** EXERCISE **
Pull out each line of the records holding the string "render".

** PROVIDED ENTRIES **
---+---
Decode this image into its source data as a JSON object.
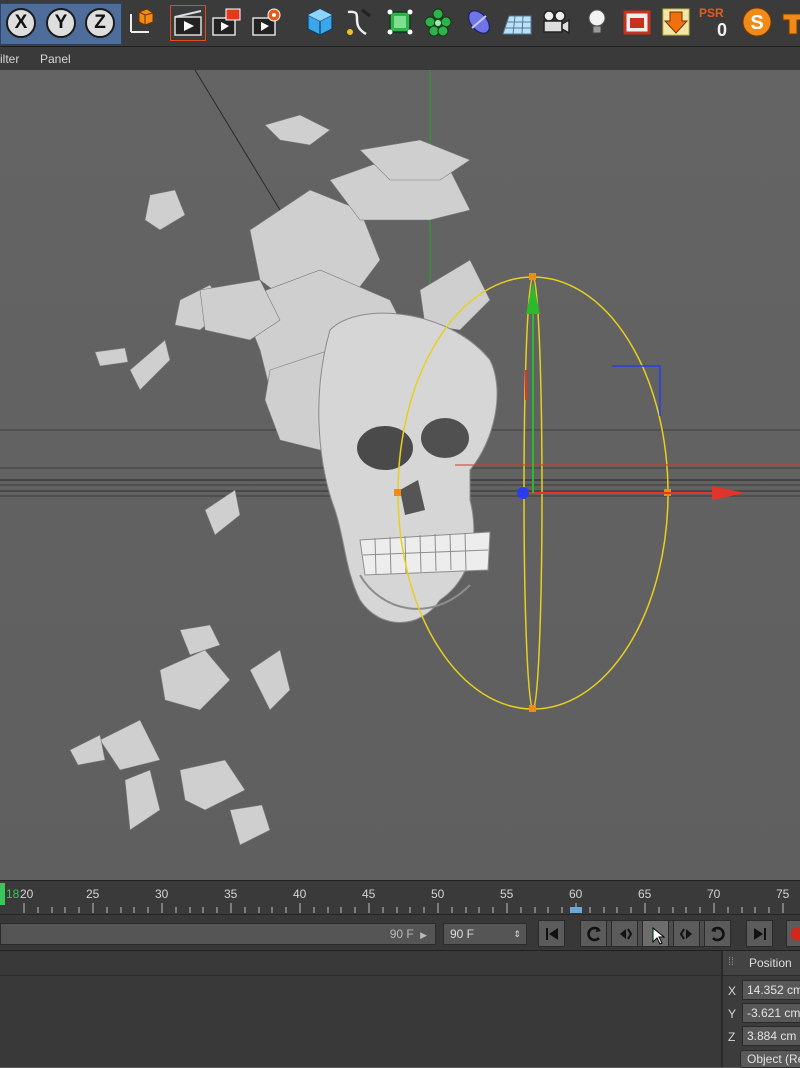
{
  "toolbar": {
    "axis_buttons": [
      "X",
      "Y",
      "Z"
    ],
    "psr_label": "PSR",
    "psr_value": "0",
    "icons": [
      "coordinate-system-icon",
      "render-view-icon",
      "render-picture-viewer-icon",
      "render-settings-icon",
      "cube-icon",
      "spline-pen-icon",
      "subdivision-icon",
      "cloner-icon",
      "deformer-icon",
      "floor-icon",
      "camera-icon",
      "light-icon",
      "layer-browser-icon",
      "download-icon",
      "sculpt-icon",
      "tag-icon"
    ]
  },
  "menubar": {
    "items": [
      "ilter",
      "Panel"
    ]
  },
  "timeline": {
    "start_marker": "18",
    "ticks": [
      "20",
      "25",
      "30",
      "35",
      "40",
      "45",
      "50",
      "55",
      "60",
      "65",
      "70",
      "75"
    ]
  },
  "transport": {
    "current_frame": "90 F",
    "end_frame": "90 F"
  },
  "attributes": {
    "header": "Position",
    "x_label": "X",
    "x_value": "14.352 cm",
    "y_label": "Y",
    "y_value": "-3.621 cm",
    "z_label": "Z",
    "z_value": "3.884 cm",
    "mode_button": "Object (Rel)"
  },
  "colors": {
    "x_axis": "#e2342a",
    "y_axis": "#2eb82e",
    "z_axis": "#2b3cf0",
    "selection": "#e6d01e",
    "accent": "#f08a18"
  }
}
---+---
** EXPECTED ANSWER **
      "render-view-icon",
      "render-picture-viewer-icon",
      "render-settings-icon",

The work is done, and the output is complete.